psychiatric patients are disproportionately diagnosed with
schizophrenia compared with white patients. Why this occurs is
unknown. Extending prior work, the authors hypothesized that
first-rank symptoms distract clinicians so that they fail to
identify affective disorders in African Americans.
Method: 195 African American and white patients
with at least 1 psychotic symptom (delusions, hallucinations, or
prominent thought disorder) at admission were recruited from
January 1, 1998, through May 31, 2001. Each patient received 3
independent DSM-IV diagnoses: a clinical diagnosis, a
structured-interview diagnosis, and an expert-consensus
diagnosis. The expert-consensus diagnoses were derived from the
structured interviews, which were audiotaped and transcribed, and
medical records. After reviewing edited transcripts and medical
records from which ethnic cues had been eliminated, 2
psychiatrists assigned expert-consensus diagnoses and first-rank
symptom ratings. For the 79 patients who received an
expert-consensus diagnosis of an affective disorder, clinical
variables, diagnoses, and first-rank symptoms were compared
between African American (N = 39) and white (N = 40) patients.
Results: Seventy-nine (41%) of 195 patients were
diagnosed with an affective disorder by expert consensus. African
American men with an expert-consensus affective disorder were
significantly (p < .03) more likely than other patients to be
diagnosed with a schizophrenia spectrum disorder by clinical
assessment and structured interview. Although first-rank symptoms
were more commonly identified in African American men, this
finding did not explain the difference in diagnoses.
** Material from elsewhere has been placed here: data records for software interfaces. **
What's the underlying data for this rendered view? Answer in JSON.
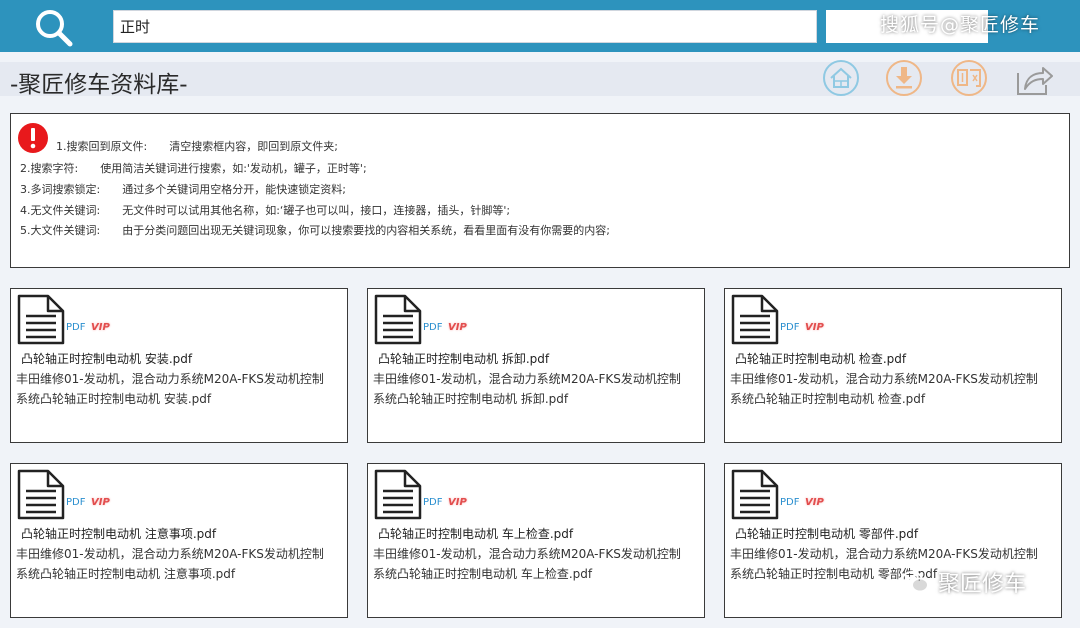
{
  "search": {
    "value": "正时",
    "icon": "search-icon"
  },
  "watermark_top": "搜狐号@聚匠修车",
  "app": {
    "title": "-聚匠修车资料库-"
  },
  "header_icons": [
    "home-icon",
    "download-icon",
    "purchase-icon",
    "share-icon"
  ],
  "tips": {
    "icon": "warning-icon",
    "lines": [
      "1.搜索回到原文件:　　清空搜索框内容，即回到原文件夹;",
      "2.搜索字符:　　使用简洁关键词进行搜索，如:'发动机，罐子，正时等';",
      "3.多词搜索锁定:　　通过多个关键词用空格分开，能快速锁定资料;",
      "4.无文件关键词:　　无文件时可以试用其他名称，如:‘罐子也可以叫，接口，连接器，插头，针脚等';",
      "5.大文件关键词:　　由于分类问题回出现无关键词现象，你可以搜索要找的内容相关系统，看看里面有没有你需要的内容;"
    ]
  },
  "files": [
    {
      "icon": "pdf-document-icon",
      "type": "PDF",
      "badge": "VIP",
      "name": "凸轮轴正时控制电动机 安装.pdf",
      "desc": "丰田维修01-发动机，混合动力系统M20A-FKS发动机控制系统凸轮轴正时控制电动机 安装.pdf"
    },
    {
      "icon": "pdf-document-icon",
      "type": "PDF",
      "badge": "VIP",
      "name": "凸轮轴正时控制电动机 拆卸.pdf",
      "desc": "丰田维修01-发动机，混合动力系统M20A-FKS发动机控制系统凸轮轴正时控制电动机 拆卸.pdf"
    },
    {
      "icon": "pdf-document-icon",
      "type": "PDF",
      "badge": "VIP",
      "name": "凸轮轴正时控制电动机 检查.pdf",
      "desc": "丰田维修01-发动机，混合动力系统M20A-FKS发动机控制系统凸轮轴正时控制电动机 检查.pdf"
    },
    {
      "icon": "pdf-document-icon",
      "type": "PDF",
      "badge": "VIP",
      "name": "凸轮轴正时控制电动机 注意事项.pdf",
      "desc": "丰田维修01-发动机，混合动力系统M20A-FKS发动机控制系统凸轮轴正时控制电动机 注意事项.pdf"
    },
    {
      "icon": "pdf-document-icon",
      "type": "PDF",
      "badge": "VIP",
      "name": "凸轮轴正时控制电动机 车上检查.pdf",
      "desc": "丰田维修01-发动机，混合动力系统M20A-FKS发动机控制系统凸轮轴正时控制电动机 车上检查.pdf"
    },
    {
      "icon": "pdf-document-icon",
      "type": "PDF",
      "badge": "VIP",
      "name": "凸轮轴正时控制电动机 零部件.pdf",
      "desc": "丰田维修01-发动机，混合动力系统M20A-FKS发动机控制系统凸轮轴正时控制电动机 零部件.pdf"
    }
  ],
  "watermark_bottom": "聚匠修车",
  "colors": {
    "topbar": "#2d93bd",
    "home": "#8fc9e3",
    "download": "#efb787",
    "purchase": "#efb787",
    "share": "#9a9a9a",
    "warning": "#e8191c",
    "pdf": "#2b8fcf",
    "vip": "#e24d4d"
  }
}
Post hoc
analyses suggested that African American men diagnosed with a
schizophrenia spectrum disorder were more likely than other
patients to have been identified during structured interview as
having psychotic symptoms in the absence of affective symptoms.
Conclusion: The apparent misdiagnosis of
schizophrenia in African-Americans with mood disorders cannot be
ascribed to differences in first-rank symptoms. However, it may
be due to a perception that psychotic symptoms are more chronic
or persistent than affective symptoms in these patients.